Ladysmith’s first gluten-free (GF) bakery and bistro opens its doors this week.
The Wild Poppy Bistro will begin serving up a diverse menu of GF baking, sandwiches and light entrees beginning in late July, bistro co-owner Kate Cram said.
Cram, who owns and operates the Old Town Bakery with her husband Geoff, said their decision to branch out into the world of GF cuisine stems from a sensitivity to gluten Cram shares with her two youngest sons.
Kate and her sons were tested for celiac disease — a condition where the lining of the small intestine fails to absorb nutrients properly as a result of exposure to gluten — in 2010. The tests came back negative, but revealed that Kate and her sons suffered from a non-celiac gluten sensitivity (NCGS). That knowledge led the family to adopt a GF diet, and they’ve been living a wheat-, barley- and rye-free lifestyle ever since.
The perks of a GF diet were tangible, Cram said, adding the emotional and digestive issues she and her sons had been coping with subsided soon after they went gluten-free. Maintaining a GF lifestyle, however, proved to be a challenge whenever the family would attempt to eat out at restaurants.
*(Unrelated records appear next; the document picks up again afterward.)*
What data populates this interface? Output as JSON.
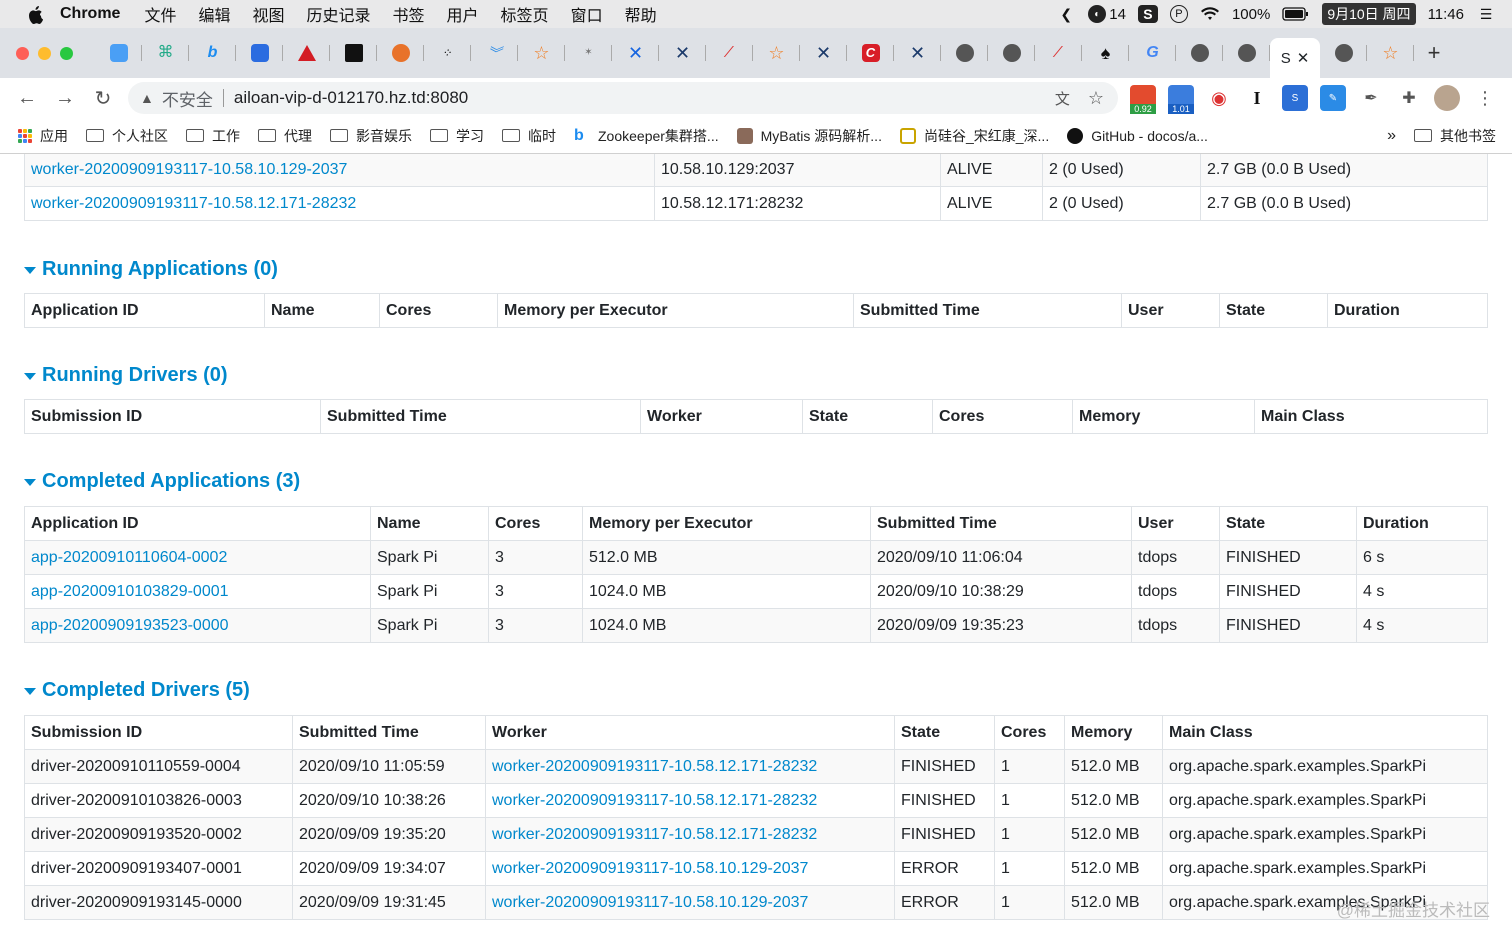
{
  "menubar": {
    "app": "Chrome",
    "items": [
      "文件",
      "编辑",
      "视图",
      "历史记录",
      "书签",
      "用户",
      "标签页",
      "窗口",
      "帮助"
    ],
    "status": {
      "notif_count": "14",
      "battery": "100%",
      "date": "9月10日 周四",
      "time": "11:46"
    }
  },
  "tabs": {
    "active_label": "S"
  },
  "toolbar": {
    "insecure_label": "不安全",
    "url": "ailoan-vip-d-012170.hz.td:8080",
    "ext_badges": [
      "0.92",
      "1.01"
    ]
  },
  "bookmarks": {
    "apps": "应用",
    "items": [
      "个人社区",
      "工作",
      "代理",
      "影音娱乐",
      "学习",
      "临时"
    ],
    "links": [
      "Zookeeper集群搭...",
      "MyBatis 源码解析...",
      "尚硅谷_宋红康_深...",
      "GitHub - docos/a..."
    ],
    "more": "»",
    "other": "其他书签"
  },
  "workers": {
    "rows": [
      {
        "id": "worker-20200909193117-10.58.10.129-2037",
        "address": "10.58.10.129:2037",
        "state": "ALIVE",
        "cores": "2 (0 Used)",
        "memory": "2.7 GB (0.0 B Used)"
      },
      {
        "id": "worker-20200909193117-10.58.12.171-28232",
        "address": "10.58.12.171:28232",
        "state": "ALIVE",
        "cores": "2 (0 Used)",
        "memory": "2.7 GB (0.0 B Used)"
      }
    ]
  },
  "running_apps": {
    "title": "Running Applications (0)",
    "headers": [
      "Application ID",
      "Name",
      "Cores",
      "Memory per Executor",
      "Submitted Time",
      "User",
      "State",
      "Duration"
    ]
  },
  "running_drivers": {
    "title": "Running Drivers (0)",
    "headers": [
      "Submission ID",
      "Submitted Time",
      "Worker",
      "State",
      "Cores",
      "Memory",
      "Main Class"
    ]
  },
  "completed_apps": {
    "title": "Completed Applications (3)",
    "headers": [
      "Application ID",
      "Name",
      "Cores",
      "Memory per Executor",
      "Submitted Time",
      "User",
      "State",
      "Duration"
    ],
    "rows": [
      {
        "id": "app-20200910110604-0002",
        "name": "Spark Pi",
        "cores": "3",
        "mem": "512.0 MB",
        "submitted": "2020/09/10 11:06:04",
        "user": "tdops",
        "state": "FINISHED",
        "duration": "6 s"
      },
      {
        "id": "app-20200910103829-0001",
        "name": "Spark Pi",
        "cores": "3",
        "mem": "1024.0 MB",
        "submitted": "2020/09/10 10:38:29",
        "user": "tdops",
        "state": "FINISHED",
        "duration": "4 s"
      },
      {
        "id": "app-20200909193523-0000",
        "name": "Spark Pi",
        "cores": "3",
        "mem": "1024.0 MB",
        "submitted": "2020/09/09 19:35:23",
        "user": "tdops",
        "state": "FINISHED",
        "duration": "4 s"
      }
    ]
  },
  "completed_drivers": {
    "title": "Completed Drivers (5)",
    "headers": [
      "Submission ID",
      "Submitted Time",
      "Worker",
      "State",
      "Cores",
      "Memory",
      "Main Class"
    ],
    "rows": [
      {
        "id": "driver-20200910110559-0004",
        "submitted": "2020/09/10 11:05:59",
        "worker": "worker-20200909193117-10.58.12.171-28232",
        "state": "FINISHED",
        "cores": "1",
        "mem": "512.0 MB",
        "main": "org.apache.spark.examples.SparkPi"
      },
      {
        "id": "driver-20200910103826-0003",
        "submitted": "2020/09/10 10:38:26",
        "worker": "worker-20200909193117-10.58.12.171-28232",
        "state": "FINISHED",
        "cores": "1",
        "mem": "512.0 MB",
        "main": "org.apache.spark.examples.SparkPi"
      },
      {
        "id": "driver-20200909193520-0002",
        "submitted": "2020/09/09 19:35:20",
        "worker": "worker-20200909193117-10.58.12.171-28232",
        "state": "FINISHED",
        "cores": "1",
        "mem": "512.0 MB",
        "main": "org.apache.spark.examples.SparkPi"
      },
      {
        "id": "driver-20200909193407-0001",
        "submitted": "2020/09/09 19:34:07",
        "worker": "worker-20200909193117-10.58.10.129-2037",
        "state": "ERROR",
        "cores": "1",
        "mem": "512.0 MB",
        "main": "org.apache.spark.examples.SparkPi"
      },
      {
        "id": "driver-20200909193145-0000",
        "submitted": "2020/09/09 19:31:45",
        "worker": "worker-20200909193117-10.58.10.129-2037",
        "state": "ERROR",
        "cores": "1",
        "mem": "512.0 MB",
        "main": "org.apache.spark.examples.SparkPi"
      }
    ]
  },
  "watermark": "@稀土掘金技术社区"
}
“My kids, anywhere they go, they’re so limited on what they can have,” Cram said. “So I want [Wild Poppy] to be a place where people can walk in with these restrictions and be limitless. Where they can have a break from reality and try anything that they want and know that it’s safe.”
Faint traces of gluten can trigger reactions in celiac sufferers, so the Crams have decided staff and baked goods will travel in one direction only — from Wild Poppy to Old Town — on any given day to minimize the risk of cross-contamination.
To help staff their new location, Cram said they will hire six additional employees for Wild Poppy.
It remains to be seen if Wild Poppy will create competition for its sister shop.
Cram said she’s perfected a GF cinnamon roll, but a GF, yeast-leavened cinnamon bun similar to Old Town Bakery’s “Island’s best” buns has proved to be a challenge in its own right.
“With GF baking, you have to take everything that you know about regular baking and throw it out the window,” Cram said.
Bakers have to abandon their ritual cycles of kneading dough and letting it rise when working with GF flours, Cram said. Instead, they’re forced to “use the fastest yeast you can use, let it rise once, and throw it in the oven.”
GF foods have increased in popularity in recent years as experts and the public gain a greater appreciation for rising rates of celiac disease and NCGS.
“There is no question that the incidence of celiac disease is rising,” wrote Sue Newell of the Canadian Celiac Association. “A recent study from the Mayo Clinic found a four-fold increase in the rate [of celiac disease] in today’s young men compared to that found in blood samples from soldiers in the late 1940s.”
Better diagnostic procedures take partial credit for the rise of gluten-triggered conditions, but changes to wheat may also play a role.
“Wheat today is different from the wheat of a century ago,” Newell added. “Selective breeding and hybridizing different strains of wheat have been used to select for wheat with shorter stems and more gluten. That is not the same as genetic modification, which inserts foreign genes into the wheat.”
Boosting wheat’s gluten content is thought by at least some experts, including the Mayo Clinic’s Joseph Murray, to be the cause of higher rates of celiac disease and NCGS.
Wild Poppy Bistro is located at the corner of First Avenue and High Street.